Yesterday was the late musician Scott Weiland’s Birthday. I miss him a lot; miss the contribution to music he made and am grateful for the music he gave us.
I’m going to be honest, Velvet Revolver made me a bigger fan of Stone Temple Pilots than I previous was. I loved the two albums VR made (nobody will be surprised to learn I play them all the time). Yet I know not everybody shares my same viewpoint.
For six years and two albums, Velvet Revolver divided the rock community. Some fans and critics loved their brand of hard rock fuelled by sobriety and honed musicianship. In contrast, others found them a divided beast, the product of two much-loved bands with disparate styles (heavy rock rhythm section and a glammy grunge frontman) that did not quite mesh. While their combined history worked with them for the most part, it also brought a slew of comparisons to songs written twenty years prior. Whatever your perceptions of Velvet Revolver, there was no denying that the unity of three (then) former members of Guns N’ Roses and the singer of Stone Temple Pilot made an exciting, enticing combination.
The story of Velvet Revolver is intriguing. Part organic, part orchestration, they were technically a new band, but the histories of its members ensured that it had a past already built-in, and try as they might, some could never escape their ghosts. While some made friends among them, one succumbed to them, leaving a rock n’ roll trail in their wake. Their debut album, Contraband, was a bold, punky attack on the senses. Even the name made it sound illicit like there was something a bit naughty about the music contained within. They ploughed on and made their more profound, more thoughtful Libertad. It became their unintentional swansong, circled in tragedy, yet presented a band who had found their grove since their debut. It did not fare as well critically, but it was by all accounts a honed beast layered with conflict.

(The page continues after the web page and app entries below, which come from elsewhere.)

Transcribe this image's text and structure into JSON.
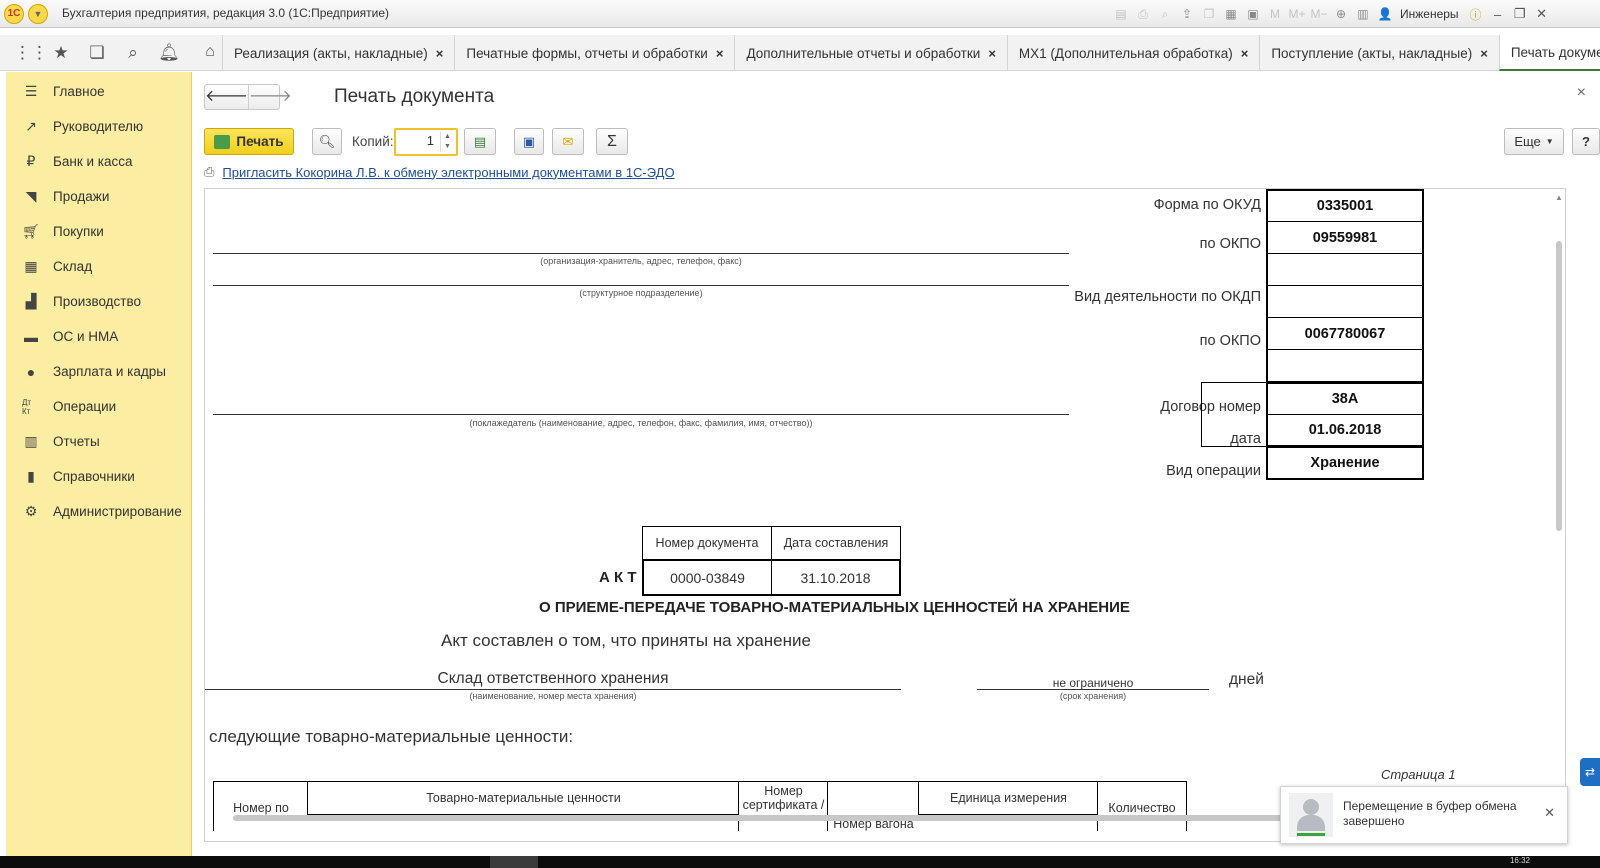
{
  "window": {
    "title": "Бухгалтерия предприятия, редакция 3.0  (1С:Предприятие)",
    "user": "Инженеры",
    "logo": "1С"
  },
  "tabs": [
    {
      "label": "Реализация (акты, накладные)"
    },
    {
      "label": "Печатные формы, отчеты и обработки"
    },
    {
      "label": "Дополнительные отчеты и обработки"
    },
    {
      "label": "МХ1 (Дополнительная обработка)"
    },
    {
      "label": "Поступление (акты, накладные)"
    },
    {
      "label": "Печать документа"
    }
  ],
  "sidebar": {
    "items": [
      {
        "label": "Главное",
        "icon": "menu-icon"
      },
      {
        "label": "Руководителю",
        "icon": "trend-icon"
      },
      {
        "label": "Банк и касса",
        "icon": "ruble-icon"
      },
      {
        "label": "Продажи",
        "icon": "sales-icon"
      },
      {
        "label": "Покупки",
        "icon": "cart-icon"
      },
      {
        "label": "Склад",
        "icon": "warehouse-icon"
      },
      {
        "label": "Производство",
        "icon": "factory-icon"
      },
      {
        "label": "ОС и НМА",
        "icon": "truck-icon"
      },
      {
        "label": "Зарплата и кадры",
        "icon": "person-icon"
      },
      {
        "label": "Операции",
        "icon": "dtkt-icon"
      },
      {
        "label": "Отчеты",
        "icon": "chart-icon"
      },
      {
        "label": "Справочники",
        "icon": "book-icon"
      },
      {
        "label": "Администрирование",
        "icon": "gear-icon"
      }
    ]
  },
  "form": {
    "title": "Печать документа",
    "print_label": "Печать",
    "copies_label": "Копий:",
    "copies_value": "1",
    "more_label": "Еще",
    "help_label": "?",
    "edo_link": "Пригласить Кокорина Л.В. к обмену электронными документами в 1С-ЭДО"
  },
  "doc": {
    "cap_org": "(организация-хранитель, адрес, телефон, факс)",
    "cap_dept": "(структурное подразделение)",
    "cap_client": "(поклажедатель (наименование, адрес, телефон, факс, фамилия, имя, отчество))",
    "lbl_okud": "Форма по ОКУД",
    "val_okud": "0335001",
    "lbl_okpo1": "по ОКПО",
    "val_okpo1": "09559981",
    "lbl_okdp": "Вид деятельности по ОКДП",
    "lbl_okpo2": "по ОКПО",
    "val_okpo2": "0067780067",
    "lbl_contract": "Договор",
    "lbl_number": "номер",
    "val_number": "38А",
    "lbl_date": "дата",
    "val_date": "01.06.2018",
    "lbl_optype": "Вид операции",
    "val_optype": "Хранение",
    "th_docnum": "Номер документа",
    "th_docdate": "Дата составления",
    "act_label": "А К Т",
    "val_docnum": "0000-03849",
    "val_docdate": "31.10.2018",
    "heading": "О ПРИЕМЕ-ПЕРЕДАЧЕ ТОВАРНО-МАТЕРИАЛЬНЫХ ЦЕННОСТЕЙ НА ХРАНЕНИЕ",
    "line_accepted": "Акт составлен о том, что приняты на хранение",
    "storage_place": "Склад ответственного хранения",
    "cap_place": "(наименование, номер места хранения)",
    "term": "не ограничено",
    "cap_term": "(срок хранения)",
    "days": "дней",
    "following": "следующие товарно-материальные ценности:",
    "page_label": "Страница 1",
    "table_headers": [
      "Номер по",
      "Товарно-материальные ценности",
      "Номер сертификата /",
      "Номер вагона",
      "Единица измерения",
      "Количество"
    ]
  },
  "notification": {
    "text": "Перемещение в буфер обмена завершено"
  },
  "taskbar": {
    "clock": "16:32"
  }
}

There would be other ventures, and an ultimate solo career. I often wonder what music Scott would still be making now should tragedy have not intervened. It’s one of those losses that I, personally, felt the most: he could not outrun his former ghosts.

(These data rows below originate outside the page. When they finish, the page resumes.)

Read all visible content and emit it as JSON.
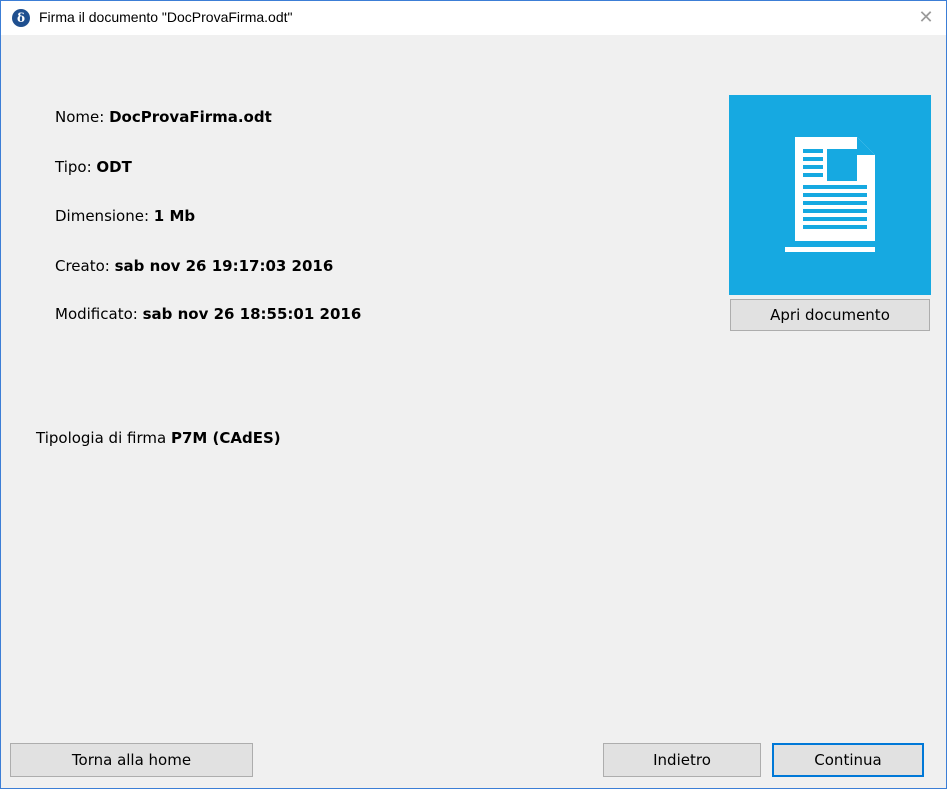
{
  "window": {
    "title": "Firma il documento \"DocProvaFirma.odt\"",
    "app_icon_glyph": "δ",
    "close_glyph": "✕",
    "accent_color": "#0078d7"
  },
  "file_info": {
    "name_label": "Nome:",
    "name_value": "DocProvaFirma.odt",
    "type_label": "Tipo:",
    "type_value": "ODT",
    "size_label": "Dimensione:",
    "size_value": "1 Mb",
    "created_label": "Creato:",
    "created_value": "sab nov 26 19:17:03 2016",
    "modified_label": "Modificato:",
    "modified_value": "sab nov 26 18:55:01 2016"
  },
  "preview": {
    "icon": "document-icon",
    "tile_color": "#16a9e1",
    "open_button_label": "Apri documento"
  },
  "signature": {
    "label": "Tipologia di firma",
    "value": "P7M (CAdES)"
  },
  "footer": {
    "home_button_label": "Torna alla home",
    "back_button_label": "Indietro",
    "continue_button_label": "Continua"
  }
}
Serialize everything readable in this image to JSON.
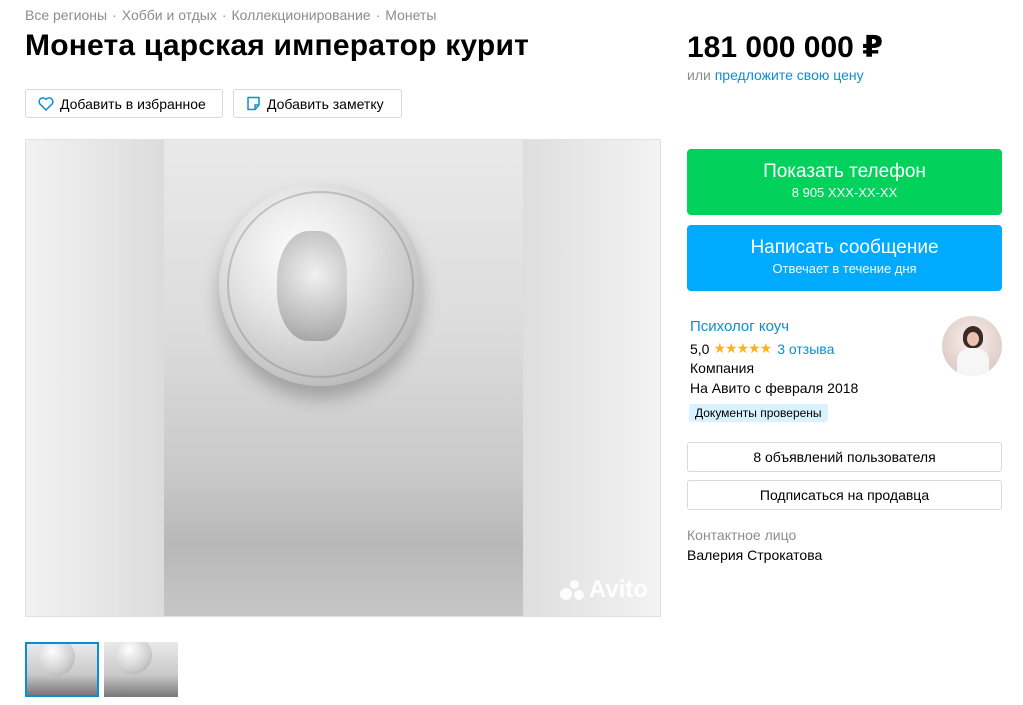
{
  "breadcrumb": [
    "Все регионы",
    "Хобби и отдых",
    "Коллекционирование",
    "Монеты"
  ],
  "listing": {
    "title": "Монета царская император курит",
    "price": "181 000 000 ₽",
    "price_or": "или",
    "offer_price_link": "предложите свою цену"
  },
  "actions": {
    "favorite": "Добавить в избранное",
    "note": "Добавить заметку"
  },
  "gallery": {
    "watermark": "Avito",
    "thumbnail_count": 2,
    "active_thumbnail": 1
  },
  "contact_buttons": {
    "phone_label": "Показать телефон",
    "phone_masked": "8 905 XXX-XX-XX",
    "message_label": "Написать сообщение",
    "message_sub": "Отвечает в течение дня"
  },
  "seller": {
    "name": "Психолог коуч",
    "rating": "5,0",
    "stars": 5,
    "reviews": "3 отзыва",
    "type": "Компания",
    "since": "На Авито с февраля 2018",
    "badge": "Документы проверены",
    "listings_button": "8 объявлений пользователя",
    "subscribe_button": "Подписаться на продавца"
  },
  "contact": {
    "label": "Контактное лицо",
    "name": "Валерия Строкатова"
  },
  "colors": {
    "link": "#0a8fd4",
    "green_button": "#02d15c",
    "blue_button": "#00aaff",
    "star": "#ffb021",
    "badge_bg": "#d9f2ff"
  }
}
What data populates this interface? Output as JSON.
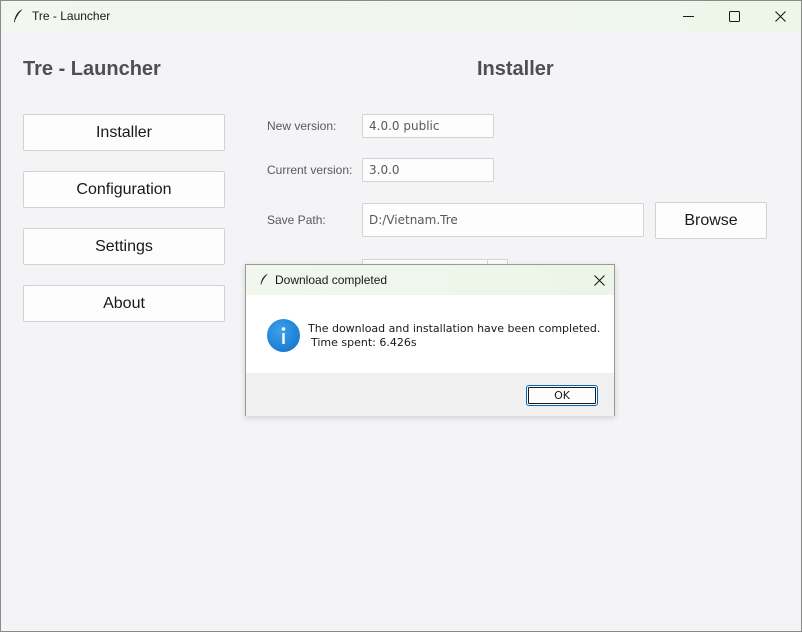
{
  "window": {
    "title": "Tre - Launcher"
  },
  "sidebar": {
    "heading": "Tre - Launcher",
    "items": [
      {
        "label": "Installer"
      },
      {
        "label": "Configuration"
      },
      {
        "label": "Settings"
      },
      {
        "label": "About"
      }
    ]
  },
  "main": {
    "heading": "Installer",
    "new_version_label": "New version:",
    "new_version_value": "4.0.0 public",
    "current_version_label": "Current version:",
    "current_version_value": "3.0.0",
    "save_path_label": "Save Path:",
    "save_path_value": "D:/Vietnam.Tre",
    "browse_label": "Browse"
  },
  "dialog": {
    "title": "Download completed",
    "message_line1": "The download and installation have been completed.",
    "message_line2": "Time spent: 6.426s",
    "ok_label": "OK",
    "icon": "info-icon"
  },
  "colors": {
    "heading": "#4d4f54",
    "titlebar": "#eef6ea",
    "info_icon": "#0b6fc8",
    "ok_border": "#0067c0"
  }
}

Anyway, here’s to you, Scott, one of the best frontmen I have had the pleasure to see live. Thank you.